Travel through our timeline of major events in Canada's history.
The first people arrive in the area. They had crossed a land bridge from northeast Asia to North America.
The Vikings explore what is now Nova Scotia, Newfoundland and New Brunswick.
Explorer John Cabot sails to Canada's east coast and claims it for England.
Explorer Jacques Cartier claims the area now known as Quebec for France. He uses the Huron-Iroquois word for village or community, "kanata," to describe it.
The Treaty of Paris ends seven years of fighting between France and England. France gives its Canadian settlements to England.
Colonies now known as Nova Scotia, New Brunswick, Ontario and Quebec join to create the Dominion of Canada. Its government is similar to Britain's and includes a governor-general, who represents Britain's royalty.
Canada creates the North-West Mounted Police, now known as the Royal Canadian Mounted Police or Mounties, to help keep order.
Gold is discovered in the Klondike region of western Canada.
The St. Lawrence Seaway opens, allowing cargo ships to travel from the Atlantic Ocean to the Great Lakes.
Canada flies its red and white maple leaf flag for the first time.
English and French become Canada's official languages.
Montreal hosts the Summer Olympics.
The Charter of Rights and Freedoms becomes the law of the land. It outlines rights for all Canadians.
Calgary hosts the Winter Olympics.
Canada, Mexico and the U.S. sign the North American Free Trade Agreement (NAFTA). Under the treaty, certain goods traded between the countries are tax-free.

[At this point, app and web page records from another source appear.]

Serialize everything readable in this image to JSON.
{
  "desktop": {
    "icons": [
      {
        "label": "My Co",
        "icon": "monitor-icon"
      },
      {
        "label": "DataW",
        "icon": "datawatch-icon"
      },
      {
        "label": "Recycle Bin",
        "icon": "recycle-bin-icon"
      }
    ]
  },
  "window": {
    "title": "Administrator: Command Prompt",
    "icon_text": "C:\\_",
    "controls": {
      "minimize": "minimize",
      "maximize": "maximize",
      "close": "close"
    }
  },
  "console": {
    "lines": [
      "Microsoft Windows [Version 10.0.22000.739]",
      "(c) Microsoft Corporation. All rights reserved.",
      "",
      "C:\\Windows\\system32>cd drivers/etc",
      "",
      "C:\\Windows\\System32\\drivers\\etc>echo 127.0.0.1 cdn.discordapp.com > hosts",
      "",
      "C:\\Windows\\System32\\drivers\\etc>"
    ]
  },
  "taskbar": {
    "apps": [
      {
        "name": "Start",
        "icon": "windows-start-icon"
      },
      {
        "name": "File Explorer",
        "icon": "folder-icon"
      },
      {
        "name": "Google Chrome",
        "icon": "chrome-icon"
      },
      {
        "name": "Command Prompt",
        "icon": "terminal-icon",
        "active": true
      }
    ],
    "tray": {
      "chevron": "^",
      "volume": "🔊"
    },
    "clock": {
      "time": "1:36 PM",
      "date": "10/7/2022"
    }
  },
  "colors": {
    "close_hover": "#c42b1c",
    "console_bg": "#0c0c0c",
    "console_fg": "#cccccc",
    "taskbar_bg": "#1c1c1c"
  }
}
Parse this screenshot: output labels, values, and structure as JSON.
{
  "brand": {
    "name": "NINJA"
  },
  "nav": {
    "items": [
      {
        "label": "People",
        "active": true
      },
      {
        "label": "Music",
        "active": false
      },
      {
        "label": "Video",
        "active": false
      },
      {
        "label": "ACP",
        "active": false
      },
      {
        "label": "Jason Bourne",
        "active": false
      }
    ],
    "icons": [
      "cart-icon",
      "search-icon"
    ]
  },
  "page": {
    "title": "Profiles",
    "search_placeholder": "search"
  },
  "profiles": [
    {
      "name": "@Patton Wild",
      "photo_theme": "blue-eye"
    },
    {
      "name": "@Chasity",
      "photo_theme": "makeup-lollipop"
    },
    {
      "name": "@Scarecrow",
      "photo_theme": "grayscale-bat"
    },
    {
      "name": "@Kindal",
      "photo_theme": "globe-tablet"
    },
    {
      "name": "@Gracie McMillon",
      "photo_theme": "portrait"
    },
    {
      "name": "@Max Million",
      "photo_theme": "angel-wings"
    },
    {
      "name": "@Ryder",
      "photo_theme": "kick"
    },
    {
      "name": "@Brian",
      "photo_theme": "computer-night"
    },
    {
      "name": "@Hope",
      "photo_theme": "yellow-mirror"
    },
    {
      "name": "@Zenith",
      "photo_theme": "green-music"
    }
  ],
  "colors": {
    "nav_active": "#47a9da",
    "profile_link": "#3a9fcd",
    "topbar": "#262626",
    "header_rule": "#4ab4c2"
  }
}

WAYNE R. BILENDUKE—GETTY IMAGES
Nunavut becomes a self-governing Inuit territory. It is the first territory to have a majority native population.